It's not what I have[.] It's what I have to give. A blog about resources--gaining, giving, and sharing.

10 July 2011

FAMILY affects Identity – Part 5

12:01 AM Posted by steve flores No comments
When David got to the battlefield with his brothers lunch, he witnessed Goliath for the first time.  Goliath was bad-mouthing the army and that army was fearful of him.  David couldn’t believe what he was witnessing!  David spoke up, “Who does that dude think he is?!  He can’t talk to God’s people that way!  How much will I get if I kill him?” 

When David’s older brother overheard him, he got angry.  Rather than pull David aside and correct him or talk with him, he tried to embarrass him.  1 Samuel 17: 28-30, Now Eliab his eldest brother heard when he spoke to the men. And Eliab’s anger was kindled against David, and he said, “Why have you come down? And with whom have you left those few sheep in the wilderness?”  And David said, “What have I done now? Was it not but a word?”  And he turned away from him toward another.

Eliab reminded David that he takes care of sheep and goats.  That’s not a bad thing, because people made a decent living being a shepherd, but Eliab was trying to embarrass David in front of his military buddies.  It would be like you hanging out with your older brother’s friends and he gets tired of it.  Your older brother might say, “It’s getting kinda late.  It’s time for you to go home, because you’re going to miss an episode of Dora the Explorer!”  What Eliab did, what your older brother might do is prove to everyone else that you don’t belong.

That’s discouraging and if you hear that enough times, especially from your family, you might start believing it.  It might affect your identity in a negative way.  You might feel second best, like giving up, insignificant, or even useless.  And it’s unfortunate that your family could make you feel this way, but it happens.  I hate that; I really do.  But the good news, you don’t have to let it discourage you.  Family can be rough.  Often times the people who say they love us can hurt us most.  And depending on how deep the hurt or how long they’ve hurt us, it can negatively affect our identity.  But, allow David’s story to be one of hope.  No matter how wrong your family has treated you, God ultimately shapes your identity.  David didn’t allow his family to negatively define him.  I think he learned to embrace the thought of being underestimated.  The less potential others saw in him, the more he wanted God to prove them wrong.

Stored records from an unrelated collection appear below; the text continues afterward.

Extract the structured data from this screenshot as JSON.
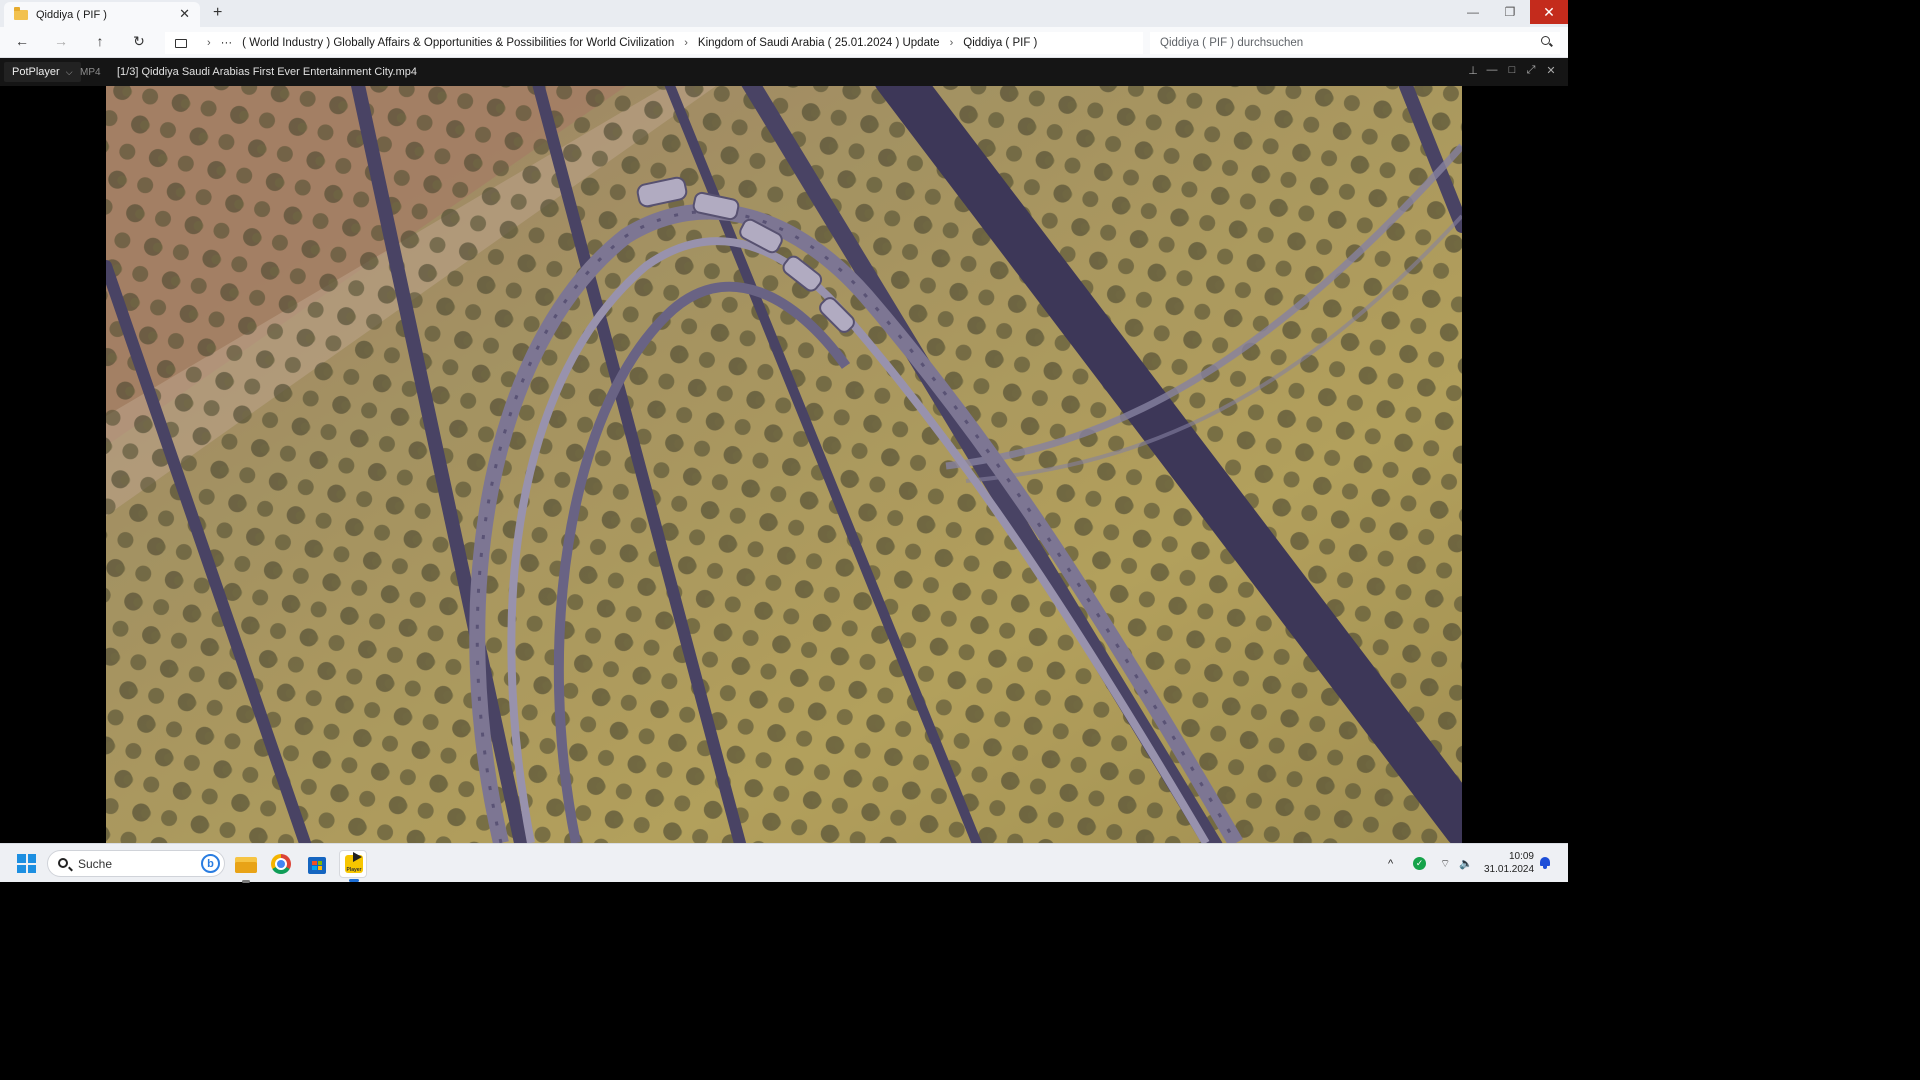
{
  "explorer": {
    "tab_title": "Qiddiya ( PIF )",
    "tab_close": "✕",
    "new_tab": "+",
    "window_controls": {
      "minimize": "—",
      "maximize": "❐",
      "close": "✕"
    },
    "nav": {
      "back": "←",
      "forward": "→",
      "up": "↑",
      "refresh": "↻"
    },
    "breadcrumb_more": "···",
    "breadcrumb_separator": "›",
    "breadcrumb": [
      "( World Industry ) Globally Affairs & Opportunities & Possibilities for World Civilization",
      "Kingdom of Saudi Arabia ( 25.01.2024 ) Update",
      "Qiddiya ( PIF )"
    ],
    "search_placeholder": "Qiddiya ( PIF ) durchsuchen"
  },
  "player": {
    "logo": "PotPlayer",
    "logo_caret": "⌵",
    "format": "MP4",
    "title": "[1/3] Qiddiya  Saudi Arabias First Ever Entertainment City.mp4",
    "controls": {
      "pin": "⊥",
      "minimize": "—",
      "maximize": "□",
      "fullscreen": "⤢",
      "close": "✕"
    }
  },
  "taskbar": {
    "search_label": "Suche",
    "bing": "b",
    "pot_label": "Player",
    "tray_chevron": "^",
    "tray_shield": "✓",
    "tray_wifi": "⌔",
    "tray_volume": "🔈",
    "time": "10:09",
    "date": "31.01.2024"
  },
  "icons": {
    "tab": "folder-icon",
    "breadcrumb_root": "computer-icon",
    "search": "search-icon",
    "start": "windows-logo-icon",
    "explorer": "file-explorer-icon",
    "chrome": "chrome-icon",
    "store": "microsoft-store-icon",
    "potplayer": "potplayer-icon",
    "defender": "defender-shield-icon",
    "wifi": "wifi-icon",
    "volume": "volume-icon",
    "notifications": "notification-bell-icon"
  },
  "colors": {
    "close_red": "#c42b1c",
    "start_blue": "#1d8fe1",
    "defender_green": "#16a34a",
    "sand": "#b19a52",
    "track": "#7b7390"
  }
}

Notice what David did when his brother tried to embarrass him.  Verse 30, “And he turned away from him toward another.”  David ignored it.  David realized his brother wasn’t being helpful, so he quickly moved on.  And it was when David moved on, that other people listened, not ridiculed him, and reported what he said to Saul.  The words David spoke earned him a meeting with the king.  Thank God, he didn’t allow his older brother to silence him. 

Galatians 6:9, So let's not get tired of doing what is good. At just the right time we will reap a harvest of blessing if we don't give up.”  I believe there are moments when quitting is essential to reaching God’s best.  And, I believe there are moments when we should keep going.  David practiced both—he quit listening to his older brother and kept speaking.  The key is knowing when to do both…or neither.